Data entries
- - -

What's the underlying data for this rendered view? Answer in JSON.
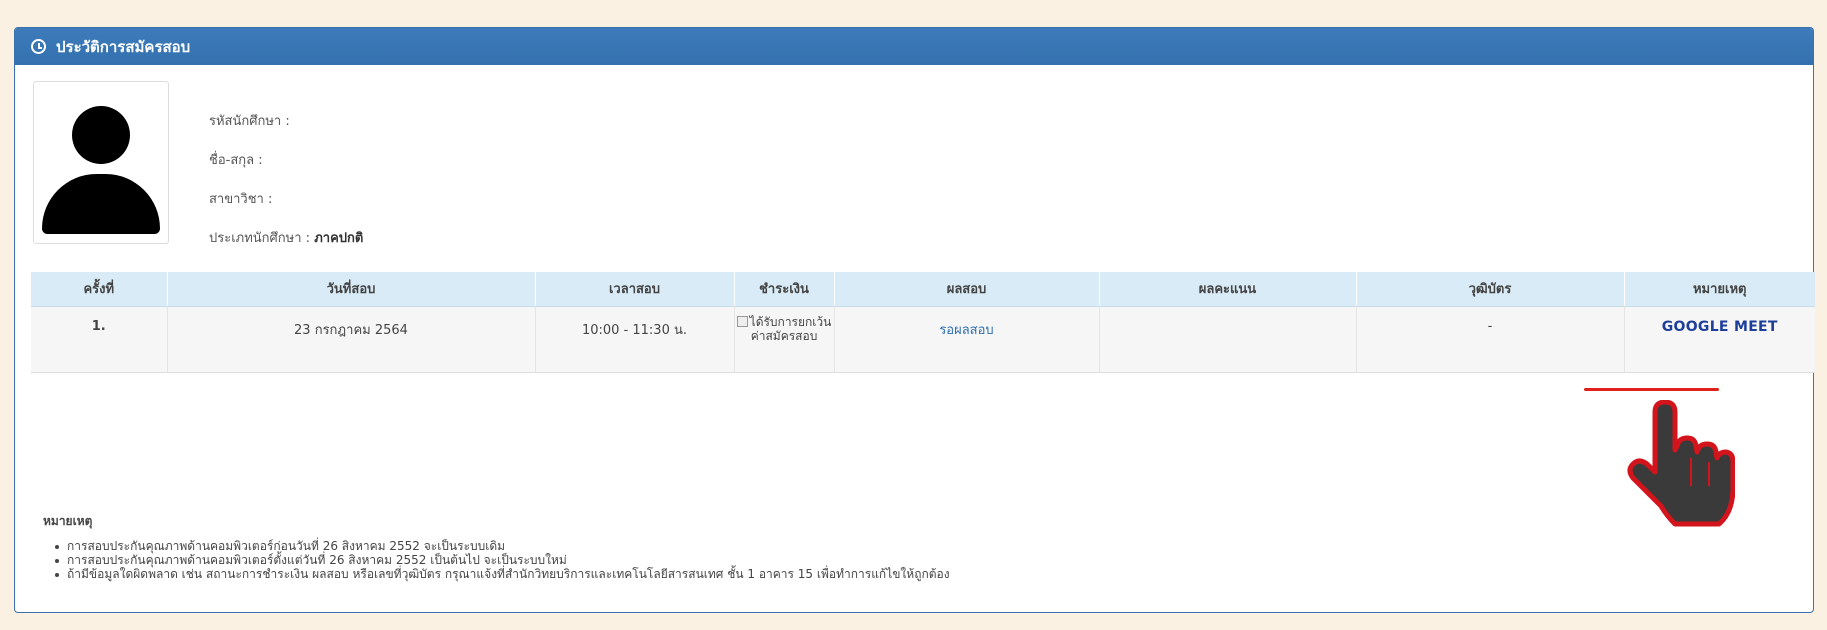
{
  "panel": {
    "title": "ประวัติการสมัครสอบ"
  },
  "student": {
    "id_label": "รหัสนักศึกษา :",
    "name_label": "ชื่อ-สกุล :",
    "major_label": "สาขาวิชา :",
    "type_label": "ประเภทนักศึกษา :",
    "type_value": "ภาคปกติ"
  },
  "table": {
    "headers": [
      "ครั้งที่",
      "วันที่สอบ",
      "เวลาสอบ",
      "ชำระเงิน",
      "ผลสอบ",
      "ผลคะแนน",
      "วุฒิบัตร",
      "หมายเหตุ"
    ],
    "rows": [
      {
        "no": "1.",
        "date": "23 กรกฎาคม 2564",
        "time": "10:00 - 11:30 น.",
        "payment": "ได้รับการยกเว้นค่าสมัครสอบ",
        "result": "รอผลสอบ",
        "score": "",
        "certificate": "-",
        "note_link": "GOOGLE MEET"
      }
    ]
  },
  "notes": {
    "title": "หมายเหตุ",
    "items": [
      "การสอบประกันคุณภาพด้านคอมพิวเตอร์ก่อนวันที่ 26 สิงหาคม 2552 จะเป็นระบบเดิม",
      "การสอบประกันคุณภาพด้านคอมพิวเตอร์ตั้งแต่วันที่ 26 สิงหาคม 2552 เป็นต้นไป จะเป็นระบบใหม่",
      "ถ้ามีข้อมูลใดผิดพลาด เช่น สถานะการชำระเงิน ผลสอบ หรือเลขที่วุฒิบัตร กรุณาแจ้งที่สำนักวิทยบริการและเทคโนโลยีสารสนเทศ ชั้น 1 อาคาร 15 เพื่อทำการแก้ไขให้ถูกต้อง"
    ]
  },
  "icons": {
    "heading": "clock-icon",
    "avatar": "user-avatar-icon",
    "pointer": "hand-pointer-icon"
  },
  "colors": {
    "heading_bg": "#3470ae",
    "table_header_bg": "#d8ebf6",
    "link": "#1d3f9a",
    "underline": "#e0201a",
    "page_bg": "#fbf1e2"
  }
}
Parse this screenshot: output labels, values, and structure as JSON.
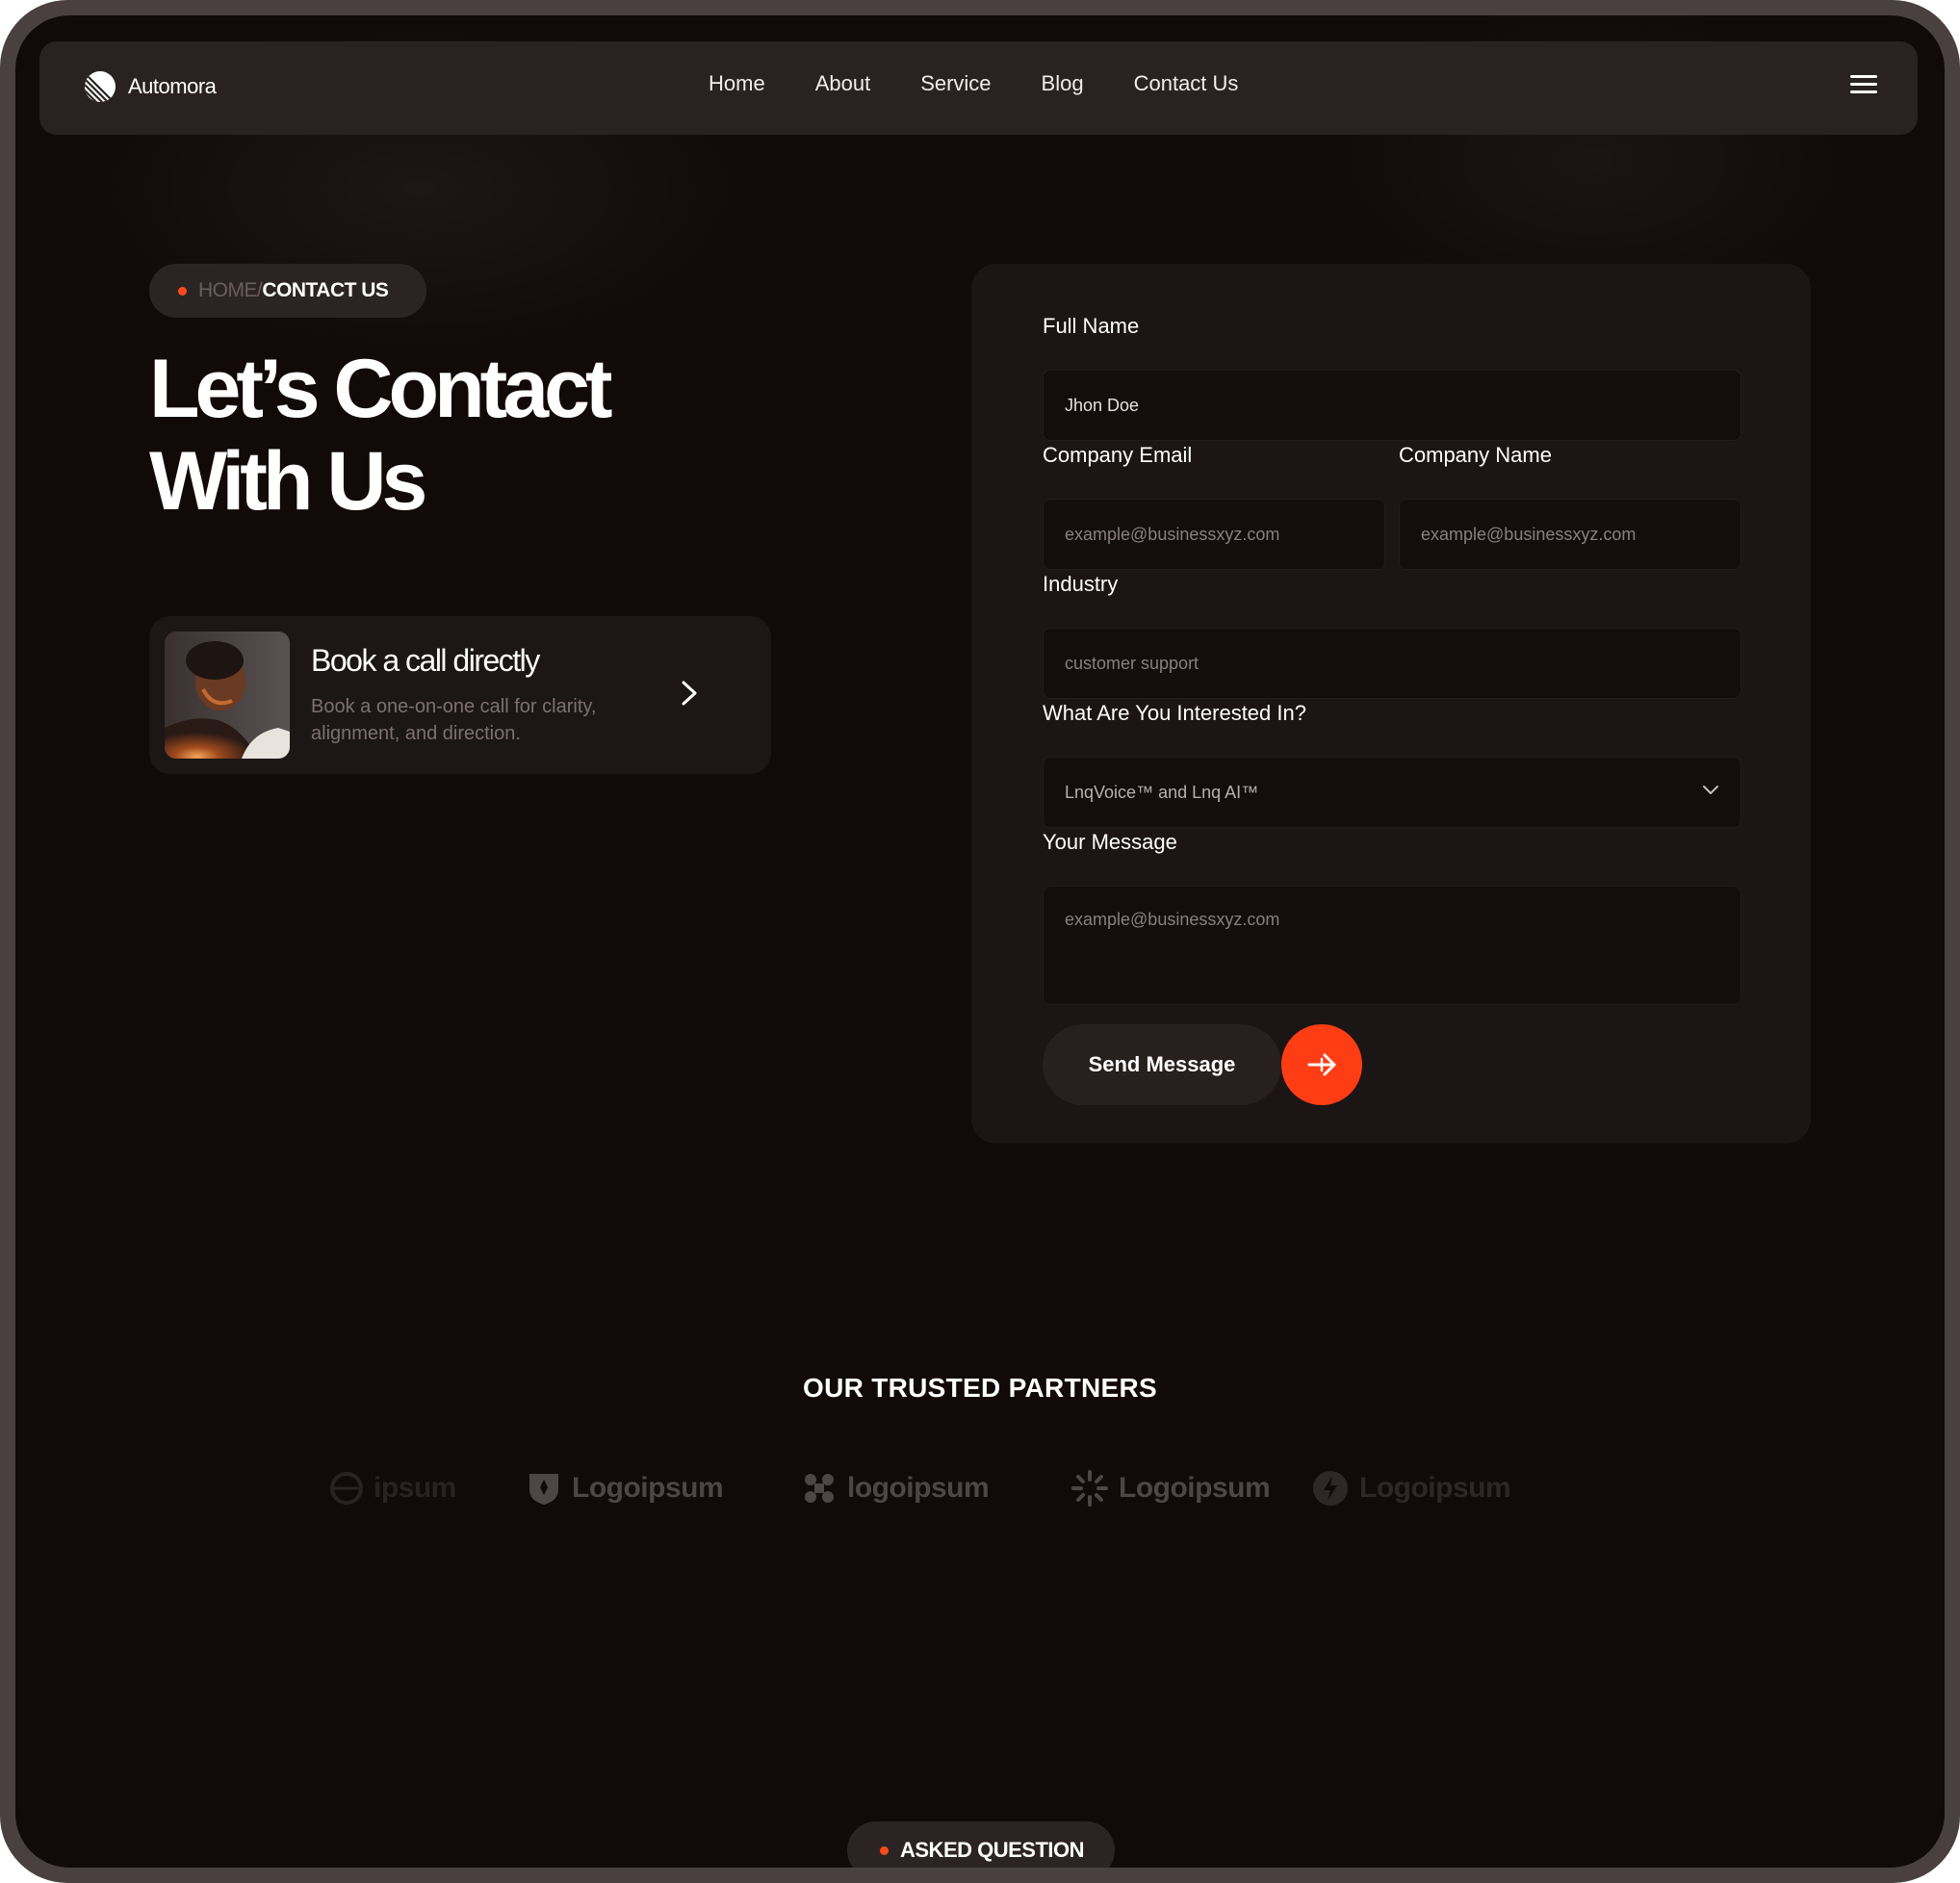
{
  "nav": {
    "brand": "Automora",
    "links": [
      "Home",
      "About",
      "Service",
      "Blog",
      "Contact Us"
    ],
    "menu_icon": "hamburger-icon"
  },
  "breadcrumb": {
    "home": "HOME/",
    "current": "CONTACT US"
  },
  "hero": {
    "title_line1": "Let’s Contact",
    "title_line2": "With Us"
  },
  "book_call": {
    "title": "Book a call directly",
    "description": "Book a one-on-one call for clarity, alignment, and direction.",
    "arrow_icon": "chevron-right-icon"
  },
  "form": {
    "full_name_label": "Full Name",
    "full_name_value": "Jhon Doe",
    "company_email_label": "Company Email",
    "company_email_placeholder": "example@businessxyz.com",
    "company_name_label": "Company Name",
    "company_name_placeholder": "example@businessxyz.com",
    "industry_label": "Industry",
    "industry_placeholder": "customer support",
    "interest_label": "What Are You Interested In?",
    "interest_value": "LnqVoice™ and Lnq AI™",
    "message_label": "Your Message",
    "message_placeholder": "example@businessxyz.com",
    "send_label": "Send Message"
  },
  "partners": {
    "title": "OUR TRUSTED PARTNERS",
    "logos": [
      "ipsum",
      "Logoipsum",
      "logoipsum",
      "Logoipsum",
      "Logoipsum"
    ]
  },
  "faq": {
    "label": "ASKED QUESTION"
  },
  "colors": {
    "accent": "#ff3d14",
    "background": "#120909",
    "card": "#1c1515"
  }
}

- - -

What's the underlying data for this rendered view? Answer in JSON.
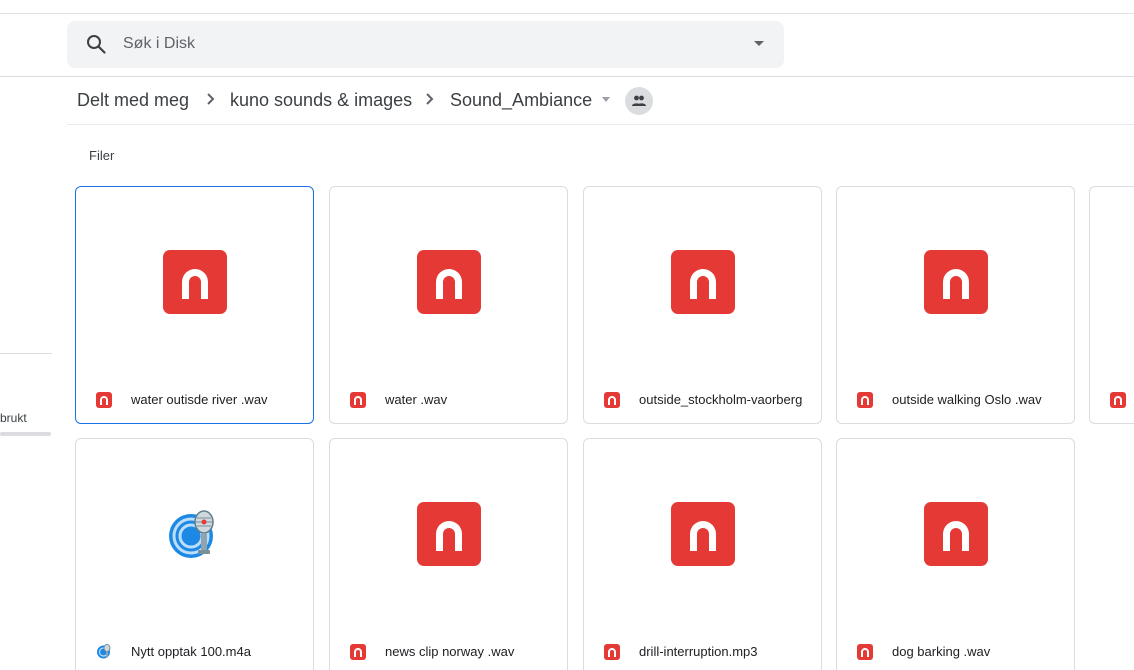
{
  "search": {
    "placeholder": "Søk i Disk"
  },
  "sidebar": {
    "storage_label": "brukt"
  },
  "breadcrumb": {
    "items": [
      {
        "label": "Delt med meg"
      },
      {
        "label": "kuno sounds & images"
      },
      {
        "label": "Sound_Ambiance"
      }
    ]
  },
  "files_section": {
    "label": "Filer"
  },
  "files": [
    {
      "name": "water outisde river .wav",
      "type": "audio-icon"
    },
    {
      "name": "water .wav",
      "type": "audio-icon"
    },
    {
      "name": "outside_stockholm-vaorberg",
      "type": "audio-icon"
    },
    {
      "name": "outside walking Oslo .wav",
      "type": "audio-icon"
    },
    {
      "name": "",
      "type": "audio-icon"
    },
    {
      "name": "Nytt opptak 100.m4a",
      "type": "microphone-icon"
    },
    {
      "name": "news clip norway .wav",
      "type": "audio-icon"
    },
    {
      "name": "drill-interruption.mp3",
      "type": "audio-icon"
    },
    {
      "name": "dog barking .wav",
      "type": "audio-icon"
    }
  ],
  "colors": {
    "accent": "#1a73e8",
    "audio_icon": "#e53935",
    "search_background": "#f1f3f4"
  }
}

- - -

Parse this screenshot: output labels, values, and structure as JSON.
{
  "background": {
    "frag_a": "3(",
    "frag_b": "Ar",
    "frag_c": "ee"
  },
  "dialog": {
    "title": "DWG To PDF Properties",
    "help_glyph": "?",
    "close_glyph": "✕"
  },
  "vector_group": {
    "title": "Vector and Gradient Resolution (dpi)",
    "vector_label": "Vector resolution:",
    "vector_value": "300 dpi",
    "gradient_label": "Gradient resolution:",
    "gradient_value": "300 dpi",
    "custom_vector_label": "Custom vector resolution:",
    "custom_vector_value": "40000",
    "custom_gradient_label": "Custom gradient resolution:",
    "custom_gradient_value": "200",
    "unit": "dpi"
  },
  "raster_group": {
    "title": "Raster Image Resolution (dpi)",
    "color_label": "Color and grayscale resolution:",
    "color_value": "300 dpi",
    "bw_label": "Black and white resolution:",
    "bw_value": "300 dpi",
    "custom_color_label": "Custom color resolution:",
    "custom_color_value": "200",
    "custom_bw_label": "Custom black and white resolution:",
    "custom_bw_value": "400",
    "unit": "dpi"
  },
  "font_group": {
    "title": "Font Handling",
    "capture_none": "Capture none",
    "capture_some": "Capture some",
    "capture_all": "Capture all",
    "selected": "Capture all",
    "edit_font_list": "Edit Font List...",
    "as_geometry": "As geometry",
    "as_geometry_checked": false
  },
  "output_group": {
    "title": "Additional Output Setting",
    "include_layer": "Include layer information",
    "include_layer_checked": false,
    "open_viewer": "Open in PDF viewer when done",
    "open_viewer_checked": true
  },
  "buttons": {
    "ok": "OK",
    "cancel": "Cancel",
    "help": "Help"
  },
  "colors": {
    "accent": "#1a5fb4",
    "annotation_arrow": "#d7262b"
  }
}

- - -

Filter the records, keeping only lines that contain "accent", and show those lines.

    "accent": "#ff3d14",
    "accent": "#1a73e8",
    "accent": "#1a5fb4",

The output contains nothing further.